When Ed died in 1994, it was to assume the eternal life he had found fifty years before. Alfreda continued their prison ministry.

Dr. Russell Moore: Incarcerated Are Joint-Heirs with Christ

Dr. Moore
At the Justice Declaration Symposium 2019, ERLC president Dr. Russell Moore challenged 80 pastors and church leaders to remember the prisoner.

In 2017, Prison Fellowship® launched the Justice Declaration, a statement proclaiming the unique responsibility and capacity of the Church to address crime and overincarceration. Since then, more than 4,700 Christians and prominent faith leaders have signed the declaration, including Dr. Russell Moore, president of the Ethics and Religious Liberty Commission (ERLC) of the Southern Baptist Convention.

The ERLC serves as the moral and public policy agency of the nation’s largest Protestant denomination. Along with the Charles Colson Center for Christian Worldview and the National Association of Evangelicals, the ERLC has partnered with Prison Fellowship to shape the public debate on justice by engaging churches and communities.

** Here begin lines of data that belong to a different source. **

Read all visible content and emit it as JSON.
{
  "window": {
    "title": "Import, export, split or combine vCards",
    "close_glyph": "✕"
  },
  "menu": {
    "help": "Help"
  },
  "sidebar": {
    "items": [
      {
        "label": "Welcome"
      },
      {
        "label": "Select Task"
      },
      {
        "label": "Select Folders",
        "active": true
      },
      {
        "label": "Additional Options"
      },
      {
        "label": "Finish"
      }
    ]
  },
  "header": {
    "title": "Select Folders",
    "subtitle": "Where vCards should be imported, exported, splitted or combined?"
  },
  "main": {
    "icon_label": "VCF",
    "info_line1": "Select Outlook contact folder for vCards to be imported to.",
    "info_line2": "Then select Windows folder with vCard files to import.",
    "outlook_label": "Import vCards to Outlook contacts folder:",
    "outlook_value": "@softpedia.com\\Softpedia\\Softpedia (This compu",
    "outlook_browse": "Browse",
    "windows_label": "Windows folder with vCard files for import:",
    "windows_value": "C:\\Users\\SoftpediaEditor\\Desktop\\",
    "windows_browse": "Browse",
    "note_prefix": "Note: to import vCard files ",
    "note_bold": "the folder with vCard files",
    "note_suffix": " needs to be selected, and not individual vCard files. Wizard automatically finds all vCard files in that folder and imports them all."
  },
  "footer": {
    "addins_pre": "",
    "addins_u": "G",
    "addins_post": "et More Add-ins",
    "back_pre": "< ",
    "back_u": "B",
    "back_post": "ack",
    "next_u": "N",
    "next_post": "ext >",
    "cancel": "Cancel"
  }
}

In September, Dr. Moore gave the keynote speech at the first Justice Declaration Symposium. Hosted by Prison Fellowship at the Museum of the Bible in Washington, D.C., the event brought together 80 pastors and church leaders to discuss victim care, prison ministry, caring for families with incarcerated loved ones, welcoming returning citizens, and justice reform…

 

CONTINUED AT SOURCE:  Dr. Russell Moore: Incarcerated Are Joint-Heirs with Christ